* **DIRECTIONS FOR THIS TASK**
Set down each entry exactly as given; pictures should not appear in the copy.

* **STUDY MATERIAL**
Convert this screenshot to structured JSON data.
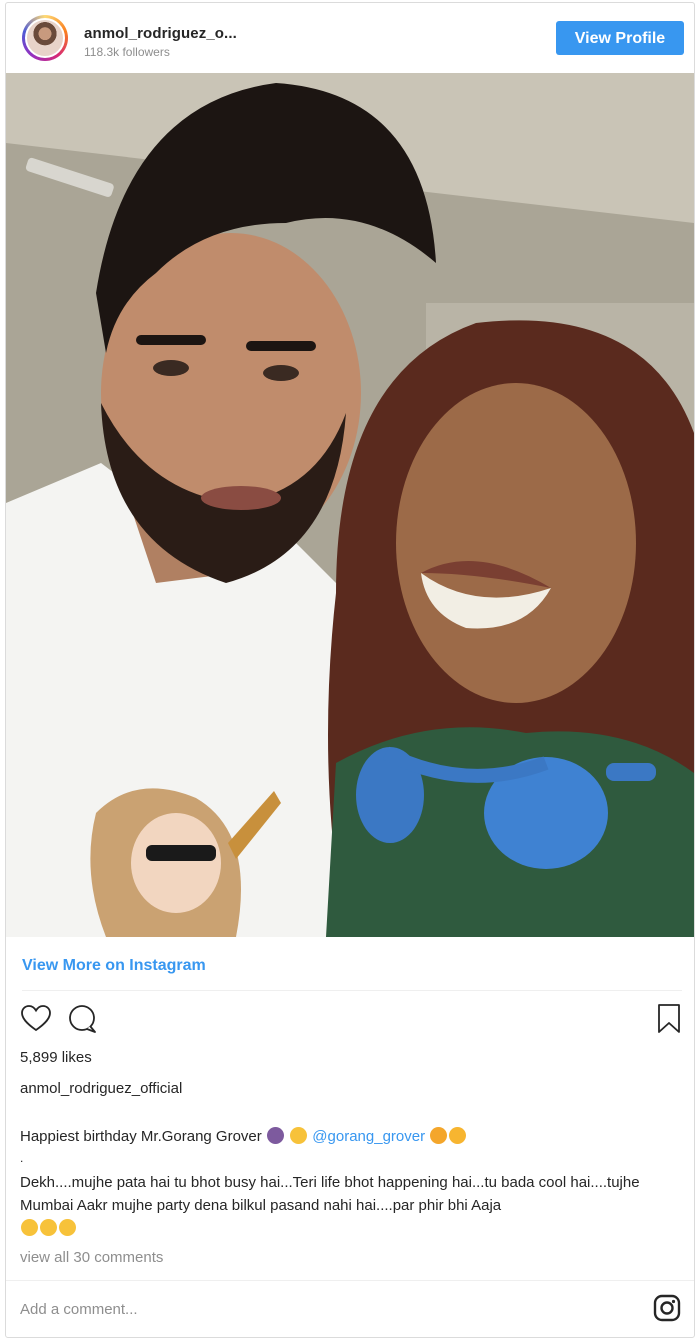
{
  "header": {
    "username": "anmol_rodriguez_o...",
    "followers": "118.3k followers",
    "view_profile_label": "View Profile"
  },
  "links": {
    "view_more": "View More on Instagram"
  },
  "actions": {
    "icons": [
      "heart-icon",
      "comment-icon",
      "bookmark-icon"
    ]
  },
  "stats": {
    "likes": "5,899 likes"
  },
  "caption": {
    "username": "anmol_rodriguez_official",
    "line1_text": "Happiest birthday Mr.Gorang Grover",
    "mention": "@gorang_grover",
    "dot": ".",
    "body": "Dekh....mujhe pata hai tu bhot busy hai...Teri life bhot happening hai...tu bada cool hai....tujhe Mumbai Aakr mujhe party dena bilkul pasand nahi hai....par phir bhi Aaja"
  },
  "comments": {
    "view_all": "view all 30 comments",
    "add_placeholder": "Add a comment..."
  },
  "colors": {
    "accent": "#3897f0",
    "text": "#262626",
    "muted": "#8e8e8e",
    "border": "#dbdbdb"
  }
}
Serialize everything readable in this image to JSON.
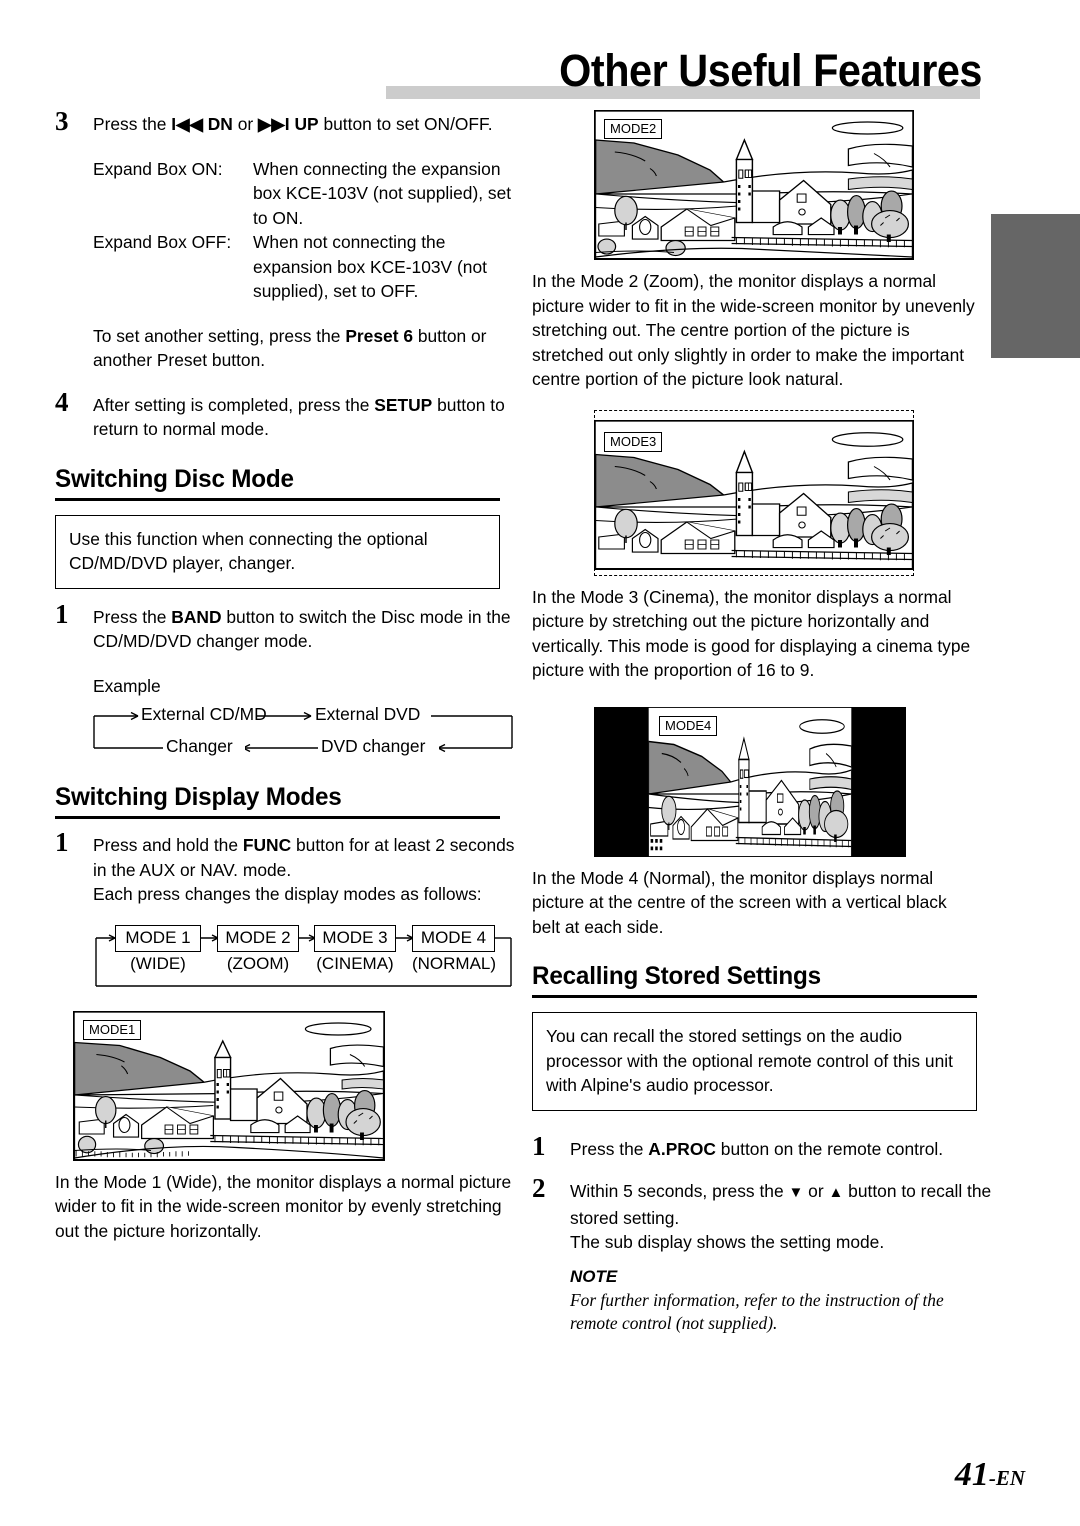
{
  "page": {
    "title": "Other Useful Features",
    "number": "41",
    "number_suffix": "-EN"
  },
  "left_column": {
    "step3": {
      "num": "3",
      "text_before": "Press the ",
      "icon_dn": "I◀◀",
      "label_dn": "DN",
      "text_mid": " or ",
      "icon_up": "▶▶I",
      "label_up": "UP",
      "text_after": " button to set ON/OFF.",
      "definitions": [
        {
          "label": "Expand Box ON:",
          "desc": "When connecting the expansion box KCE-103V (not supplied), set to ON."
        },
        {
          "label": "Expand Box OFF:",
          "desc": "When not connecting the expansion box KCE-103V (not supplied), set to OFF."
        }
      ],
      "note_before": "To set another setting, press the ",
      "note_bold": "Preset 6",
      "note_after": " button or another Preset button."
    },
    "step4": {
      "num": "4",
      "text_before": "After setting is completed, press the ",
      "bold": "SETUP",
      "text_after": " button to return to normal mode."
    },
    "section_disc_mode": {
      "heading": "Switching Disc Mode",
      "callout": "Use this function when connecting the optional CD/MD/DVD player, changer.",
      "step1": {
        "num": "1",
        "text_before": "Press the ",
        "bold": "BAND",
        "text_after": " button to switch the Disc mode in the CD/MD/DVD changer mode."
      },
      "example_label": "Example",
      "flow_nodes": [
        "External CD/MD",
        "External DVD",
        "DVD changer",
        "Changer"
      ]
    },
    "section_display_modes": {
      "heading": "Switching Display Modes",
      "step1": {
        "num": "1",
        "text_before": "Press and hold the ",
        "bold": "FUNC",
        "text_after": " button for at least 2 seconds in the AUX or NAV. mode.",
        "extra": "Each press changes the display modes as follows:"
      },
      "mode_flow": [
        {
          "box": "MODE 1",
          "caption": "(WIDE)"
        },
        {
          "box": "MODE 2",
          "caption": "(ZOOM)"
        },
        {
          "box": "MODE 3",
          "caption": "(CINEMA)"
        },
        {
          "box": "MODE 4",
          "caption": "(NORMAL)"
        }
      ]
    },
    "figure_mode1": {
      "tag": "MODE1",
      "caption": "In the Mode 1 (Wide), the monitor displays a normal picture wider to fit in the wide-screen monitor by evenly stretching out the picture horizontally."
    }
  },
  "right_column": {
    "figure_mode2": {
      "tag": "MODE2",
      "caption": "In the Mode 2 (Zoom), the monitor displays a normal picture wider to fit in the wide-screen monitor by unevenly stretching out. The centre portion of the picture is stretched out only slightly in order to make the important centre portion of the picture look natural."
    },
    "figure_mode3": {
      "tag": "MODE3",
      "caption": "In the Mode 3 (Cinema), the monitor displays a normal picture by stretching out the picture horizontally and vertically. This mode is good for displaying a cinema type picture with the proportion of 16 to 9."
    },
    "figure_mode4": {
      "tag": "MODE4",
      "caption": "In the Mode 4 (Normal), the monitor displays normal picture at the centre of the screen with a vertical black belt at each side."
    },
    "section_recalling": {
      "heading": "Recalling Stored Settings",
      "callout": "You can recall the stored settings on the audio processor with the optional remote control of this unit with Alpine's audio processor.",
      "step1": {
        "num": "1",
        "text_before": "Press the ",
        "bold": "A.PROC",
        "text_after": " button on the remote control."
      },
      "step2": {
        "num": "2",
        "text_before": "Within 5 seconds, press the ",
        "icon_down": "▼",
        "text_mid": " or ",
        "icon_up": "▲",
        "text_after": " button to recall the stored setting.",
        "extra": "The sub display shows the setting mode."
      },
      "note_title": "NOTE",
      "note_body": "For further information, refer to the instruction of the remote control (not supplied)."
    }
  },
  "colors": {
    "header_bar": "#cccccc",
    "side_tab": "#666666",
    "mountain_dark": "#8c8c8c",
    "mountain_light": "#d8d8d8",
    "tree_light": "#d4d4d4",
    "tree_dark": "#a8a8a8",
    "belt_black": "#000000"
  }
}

* **ANSWER TO THIS TASK**
Convert this screenshot to structured JSON data.
{
  "header": {
    "username": "anmol_rodriguez_o...",
    "followers": "118.3k followers",
    "view_profile_label": "View Profile"
  },
  "links": {
    "view_more": "View More on Instagram"
  },
  "actions": {
    "icons": [
      "heart-icon",
      "comment-icon",
      "bookmark-icon"
    ]
  },
  "stats": {
    "likes": "5,899 likes"
  },
  "caption": {
    "username": "anmol_rodriguez_official",
    "line1_text": "Happiest birthday Mr.Gorang Grover",
    "mention": "@gorang_grover",
    "dot": ".",
    "body": "Dekh....mujhe pata hai tu bhot busy hai...Teri life bhot happening hai...tu bada cool hai....tujhe Mumbai Aakr mujhe party dena bilkul pasand nahi hai....par phir bhi Aaja"
  },
  "comments": {
    "view_all": "view all 30 comments",
    "add_placeholder": "Add a comment..."
  },
  "colors": {
    "accent": "#3897f0",
    "text": "#262626",
    "muted": "#8e8e8e",
    "border": "#dbdbdb"
  }
}
Serialize everything readable in this image to JSON.
{
  "page": {
    "title": "Other Useful Features",
    "number": "41",
    "number_suffix": "-EN"
  },
  "left_column": {
    "step3": {
      "num": "3",
      "text_before": "Press the ",
      "icon_dn": "I◀◀",
      "label_dn": "DN",
      "text_mid": " or ",
      "icon_up": "▶▶I",
      "label_up": "UP",
      "text_after": " button to set ON/OFF.",
      "definitions": [
        {
          "label": "Expand Box ON:",
          "desc": "When connecting the expansion box KCE-103V (not supplied), set to ON."
        },
        {
          "label": "Expand Box OFF:",
          "desc": "When not connecting the expansion box KCE-103V (not supplied), set to OFF."
        }
      ],
      "note_before": "To set another setting, press the ",
      "note_bold": "Preset 6",
      "note_after": " button or another Preset button."
    },
    "step4": {
      "num": "4",
      "text_before": "After setting is completed, press the ",
      "bold": "SETUP",
      "text_after": " button to return to normal mode."
    },
    "section_disc_mode": {
      "heading": "Switching Disc Mode",
      "callout": "Use this function when connecting the optional CD/MD/DVD player, changer.",
      "step1": {
        "num": "1",
        "text_before": "Press the ",
        "bold": "BAND",
        "text_after": " button to switch the Disc mode in the CD/MD/DVD changer mode."
      },
      "example_label": "Example",
      "flow_nodes": [
        "External CD/MD",
        "External DVD",
        "DVD changer",
        "Changer"
      ]
    },
    "section_display_modes": {
      "heading": "Switching Display Modes",
      "step1": {
        "num": "1",
        "text_before": "Press and hold the ",
        "bold": "FUNC",
        "text_after": " button for at least 2 seconds in the AUX or NAV. mode.",
        "extra": "Each press changes the display modes as follows:"
      },
      "mode_flow": [
        {
          "box": "MODE 1",
          "caption": "(WIDE)"
        },
        {
          "box": "MODE 2",
          "caption": "(ZOOM)"
        },
        {
          "box": "MODE 3",
          "caption": "(CINEMA)"
        },
        {
          "box": "MODE 4",
          "caption": "(NORMAL)"
        }
      ]
    },
    "figure_mode1": {
      "tag": "MODE1",
      "caption": "In the Mode 1 (Wide), the monitor displays a normal picture wider to fit in the wide-screen monitor by evenly stretching out the picture horizontally."
    }
  },
  "right_column": {
    "figure_mode2": {
      "tag": "MODE2",
      "caption": "In the Mode 2 (Zoom), the monitor displays a normal picture wider to fit in the wide-screen monitor by unevenly stretching out. The centre portion of the picture is stretched out only slightly in order to make the important centre portion of the picture look natural."
    },
    "figure_mode3": {
      "tag": "MODE3",
      "caption": "In the Mode 3 (Cinema), the monitor displays a normal picture by stretching out the picture horizontally and vertically. This mode is good for displaying a cinema type picture with the proportion of 16 to 9."
    },
    "figure_mode4": {
      "tag": "MODE4",
      "caption": "In the Mode 4 (Normal), the monitor displays normal picture at the centre of the screen with a vertical black belt at each side."
    },
    "section_recalling": {
      "heading": "Recalling Stored Settings",
      "callout": "You can recall the stored settings on the audio processor with the optional remote control of this unit with Alpine's audio processor.",
      "step1": {
        "num": "1",
        "text_before": "Press the ",
        "bold": "A.PROC",
        "text_after": " button on the remote control."
      },
      "step2": {
        "num": "2",
        "text_before": "Within 5 seconds, press the ",
        "icon_down": "▼",
        "text_mid": " or ",
        "icon_up": "▲",
        "text_after": " button to recall the stored setting.",
        "extra": "The sub display shows the setting mode."
      },
      "note_title": "NOTE",
      "note_body": "For further information, refer to the instruction of the remote control (not supplied)."
    }
  },
  "colors": {
    "header_bar": "#cccccc",
    "side_tab": "#666666",
    "mountain_dark": "#8c8c8c",
    "mountain_light": "#d8d8d8",
    "tree_light": "#d4d4d4",
    "tree_dark": "#a8a8a8",
    "belt_black": "#000000"
  }
}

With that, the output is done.